Data under study -
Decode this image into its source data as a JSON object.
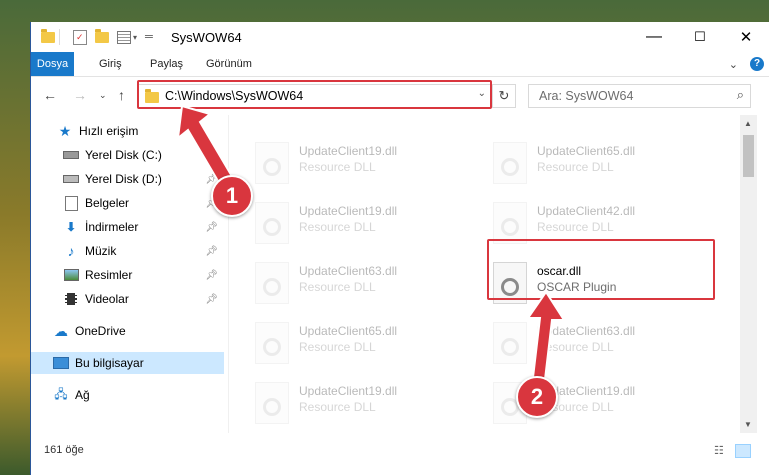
{
  "window": {
    "title": "SysWOW64",
    "minimize": "—",
    "maximize": "☐",
    "close": "✕"
  },
  "ribbon": {
    "tabs": [
      "Dosya",
      "Giriş",
      "Paylaş",
      "Görünüm"
    ],
    "help": "?"
  },
  "address": {
    "path": "C:\\Windows\\SysWOW64",
    "search_placeholder": "Ara: SysWOW64"
  },
  "sidebar": {
    "items": [
      {
        "label": "Hızlı erişim",
        "icon": "star-icon",
        "pinned": false
      },
      {
        "label": "Yerel Disk (C:)",
        "icon": "drive-c-icon",
        "pinned": true
      },
      {
        "label": "Yerel Disk (D:)",
        "icon": "drive-d-icon",
        "pinned": true
      },
      {
        "label": "Belgeler",
        "icon": "documents-icon",
        "pinned": true
      },
      {
        "label": "İndirmeler",
        "icon": "downloads-icon",
        "pinned": true
      },
      {
        "label": "Müzik",
        "icon": "music-icon",
        "pinned": true
      },
      {
        "label": "Resimler",
        "icon": "pictures-icon",
        "pinned": true
      },
      {
        "label": "Videolar",
        "icon": "videos-icon",
        "pinned": true
      },
      {
        "label": "OneDrive",
        "icon": "onedrive-icon",
        "pinned": false
      },
      {
        "label": "Bu bilgisayar",
        "icon": "this-pc-icon",
        "pinned": false,
        "selected": true
      },
      {
        "label": "Ağ",
        "icon": "network-icon",
        "pinned": false
      }
    ]
  },
  "files": [
    {
      "name": "UpdateClient19.dll",
      "desc": "Resource DLL",
      "faded": true
    },
    {
      "name": "UpdateClient65.dll",
      "desc": "Resource DLL",
      "faded": true
    },
    {
      "name": "UpdateClient19.dll",
      "desc": "Resource DLL",
      "faded": true
    },
    {
      "name": "UpdateClient42.dll",
      "desc": "Resource DLL",
      "faded": true
    },
    {
      "name": "UpdateClient63.dll",
      "desc": "Resource DLL",
      "faded": true
    },
    {
      "name": "oscar.dll",
      "desc": "OSCAR Plugin",
      "faded": false
    },
    {
      "name": "UpdateClient65.dll",
      "desc": "Resource DLL",
      "faded": true
    },
    {
      "name": "UpdateClient63.dll",
      "desc": "Resource DLL",
      "faded": true
    },
    {
      "name": "UpdateClient19.dll",
      "desc": "Resource DLL",
      "faded": true
    },
    {
      "name": "UpdateClient19.dll",
      "desc": "Resource DLL",
      "faded": true
    }
  ],
  "status": {
    "count": "161 öğe"
  },
  "annotations": {
    "step1": "1",
    "step2": "2",
    "color": "#d9363e"
  }
}
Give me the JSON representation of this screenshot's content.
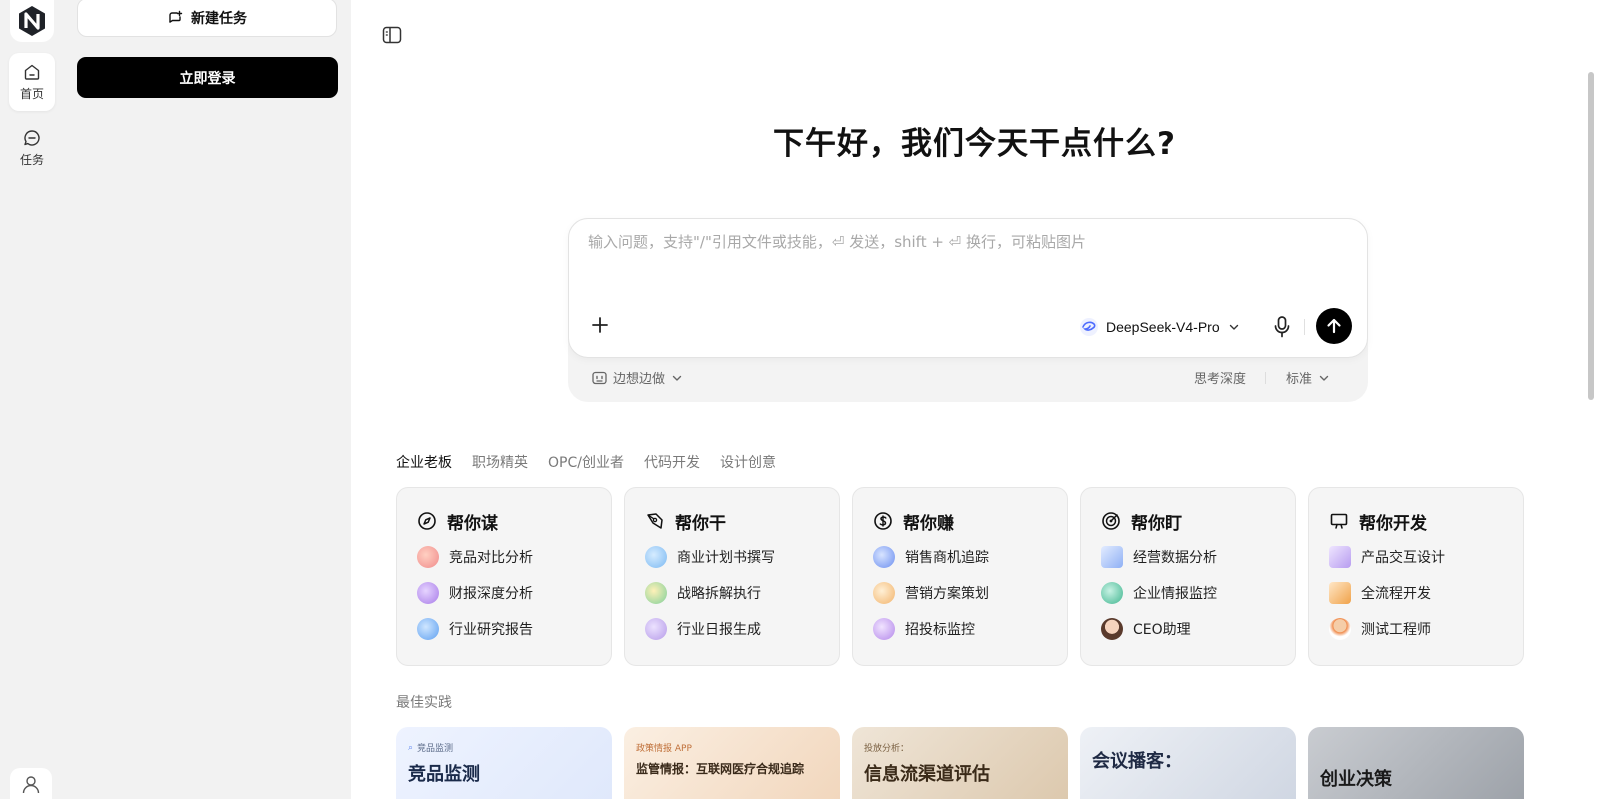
{
  "rail": {
    "items": [
      {
        "label": "首页",
        "icon": "home-icon",
        "active": true
      },
      {
        "label": "任务",
        "icon": "chat-icon",
        "active": false
      }
    ]
  },
  "panel": {
    "new_task": "新建任务",
    "login": "立即登录"
  },
  "main": {
    "greeting": "下午好，我们今天干点什么?",
    "composer": {
      "placeholder": "输入问题，支持\"/\"引用文件或技能，⏎ 发送，shift + ⏎ 换行，可粘贴图片",
      "model": "DeepSeek-V4-Pro",
      "mode": "边想边做",
      "depth_label": "思考深度",
      "depth_value": "标准"
    },
    "tabs": [
      "企业老板",
      "职场精英",
      "OPC/创业者",
      "代码开发",
      "设计创意"
    ],
    "cards": [
      {
        "title": "帮你谋",
        "icon": "compass-icon",
        "items": [
          "竞品对比分析",
          "财报深度分析",
          "行业研究报告"
        ]
      },
      {
        "title": "帮你干",
        "icon": "pen-icon",
        "items": [
          "商业计划书撰写",
          "战略拆解执行",
          "行业日报生成"
        ]
      },
      {
        "title": "帮你赚",
        "icon": "dollar-icon",
        "items": [
          "销售商机追踪",
          "营销方案策划",
          "招投标监控"
        ]
      },
      {
        "title": "帮你盯",
        "icon": "target-icon",
        "items": [
          "经营数据分析",
          "企业情报监控",
          "CEO助理"
        ]
      },
      {
        "title": "帮你开发",
        "icon": "monitor-icon",
        "items": [
          "产品交互设计",
          "全流程开发",
          "测试工程师"
        ]
      }
    ],
    "best_practice_label": "最佳实践",
    "thumbs": [
      {
        "small": "竞品监测",
        "big": "竞品监测"
      },
      {
        "small": "政策情报 APP",
        "big": "监管情报：互联网医疗合规追踪"
      },
      {
        "small": "投放分析：",
        "big": "信息流渠道评估"
      },
      {
        "small": "",
        "big": "会议播客："
      },
      {
        "small": "",
        "big": "创业决策"
      }
    ]
  },
  "colors": {
    "accent": "#000000",
    "sidebar_bg": "#f2f2f2",
    "card_bg": "#f5f5f5"
  }
}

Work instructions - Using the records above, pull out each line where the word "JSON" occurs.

Response area -
Decode this image into its source data as a JSON object.
Give me the JSON representation of this screenshot's content.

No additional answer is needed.